*closed* binary operator takes any two elements of a set, and outputs another element from the same set. The closed part is important, as it restricts the output to be in the same set.Specifically, start with a set A and construct a binary operator as follows:Take a Cartesian product of a set with itself, $A \times A$ and call this set of ordered pairs $P$.Take the Cartesian product of $P$ with $A$ and take a subset of that such that $P\times A$ is well defined.Division over integers is not a binary operator because what really happens is we do the $P = (\mathbb{Z} \times \mathbb{Z})$ then take a subset of $P \times \mathbb{Q}$ to get our relation. Division over integers is not closed because it can produce rational numbers.We are going to deal with binary operators a lot on elliptic curves, integers, polynomials, matrices, etc.When we can trust that the binary operator will have certain properties, then we can abstract away a lot of implementation detail.For example, “adding” elliptic curve points is not exactly trivial, and the math is not obvious from the get go.However, if you know the binary operator is closed, and follows certain properties, then how the “addition” is implemented does not matter! It’s a map that follows certain rules!Let’s use a slightly more relatable example. If you multiply two square matrices of determinant 1 together, the determinant of the product matrix will also be 1. The proof is not something you can quickly work out in your head. But if you model this as a “set of 3×3 matrices with determinant 1 and binary operator multiply, and multiply is closed” then you suddenly have a lot of functional knowledge of a system you don’t know the implementation details about. You know no matter what you do, you’ll get a determinant 1 matrix without having to know why.Having the language to describe a binary operator as “closed” allows you to operate at a higher level and understand the bigger picture of transformations and not get bogged down in the implementation details.You can reason about operations without understanding how they work! This is
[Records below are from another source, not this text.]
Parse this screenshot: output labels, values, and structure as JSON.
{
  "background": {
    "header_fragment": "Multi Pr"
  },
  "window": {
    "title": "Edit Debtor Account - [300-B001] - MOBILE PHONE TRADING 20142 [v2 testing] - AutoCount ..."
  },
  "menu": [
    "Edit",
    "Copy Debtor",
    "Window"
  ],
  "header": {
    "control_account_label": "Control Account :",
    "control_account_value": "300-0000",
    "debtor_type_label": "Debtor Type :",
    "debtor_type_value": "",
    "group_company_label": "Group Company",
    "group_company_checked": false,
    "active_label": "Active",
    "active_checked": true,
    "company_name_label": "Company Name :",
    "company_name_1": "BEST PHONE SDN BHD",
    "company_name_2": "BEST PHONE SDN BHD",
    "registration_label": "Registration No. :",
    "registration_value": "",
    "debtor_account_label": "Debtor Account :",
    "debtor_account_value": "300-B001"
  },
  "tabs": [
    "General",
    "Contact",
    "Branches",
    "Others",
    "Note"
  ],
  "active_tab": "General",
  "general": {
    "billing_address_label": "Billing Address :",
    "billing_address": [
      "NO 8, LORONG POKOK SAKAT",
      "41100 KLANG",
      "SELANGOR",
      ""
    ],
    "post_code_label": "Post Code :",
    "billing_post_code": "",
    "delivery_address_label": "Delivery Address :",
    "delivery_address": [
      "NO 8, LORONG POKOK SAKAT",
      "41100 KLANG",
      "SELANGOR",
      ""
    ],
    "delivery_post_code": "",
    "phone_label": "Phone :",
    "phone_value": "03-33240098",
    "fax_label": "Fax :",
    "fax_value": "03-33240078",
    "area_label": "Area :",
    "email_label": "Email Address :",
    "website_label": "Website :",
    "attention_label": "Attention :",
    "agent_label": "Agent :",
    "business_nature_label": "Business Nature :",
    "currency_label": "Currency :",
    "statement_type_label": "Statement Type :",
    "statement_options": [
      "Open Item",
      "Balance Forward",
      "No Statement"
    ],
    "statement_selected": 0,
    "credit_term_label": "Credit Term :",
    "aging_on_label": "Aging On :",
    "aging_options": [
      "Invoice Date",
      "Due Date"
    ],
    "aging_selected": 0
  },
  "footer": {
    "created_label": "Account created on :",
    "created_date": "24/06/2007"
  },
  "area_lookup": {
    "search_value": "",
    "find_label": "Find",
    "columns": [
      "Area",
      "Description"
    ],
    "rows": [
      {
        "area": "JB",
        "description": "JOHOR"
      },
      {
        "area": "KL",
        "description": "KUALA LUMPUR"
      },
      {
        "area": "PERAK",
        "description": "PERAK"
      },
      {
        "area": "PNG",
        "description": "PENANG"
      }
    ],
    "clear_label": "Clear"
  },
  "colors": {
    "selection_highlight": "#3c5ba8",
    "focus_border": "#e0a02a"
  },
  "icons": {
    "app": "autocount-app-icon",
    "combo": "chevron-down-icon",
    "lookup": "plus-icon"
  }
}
*extremely helpful* when it comes to dealing with very esoteric math such as

Ellptic curve bilinear pairings.

### Constructing valid binary operations

When it comes to binary operators, we are not allowed to take a subset of $A \times A$ before mapping that to $A$. Binary operators must accept

*all* members of set $A$ as its inputs. We of course must take a subset of the ordered pairs between $A \times A$ and $A$ because each pair from $A \times A$ must map to exactly one A.

## Learn more with RareSkills

The usefulness of the vocabulary from abstract algebra is why our

zero knowledge course does not dodge math. We just make sure we have our essential vocabulary down before we start using it.

*Originally Published July 25, 2023*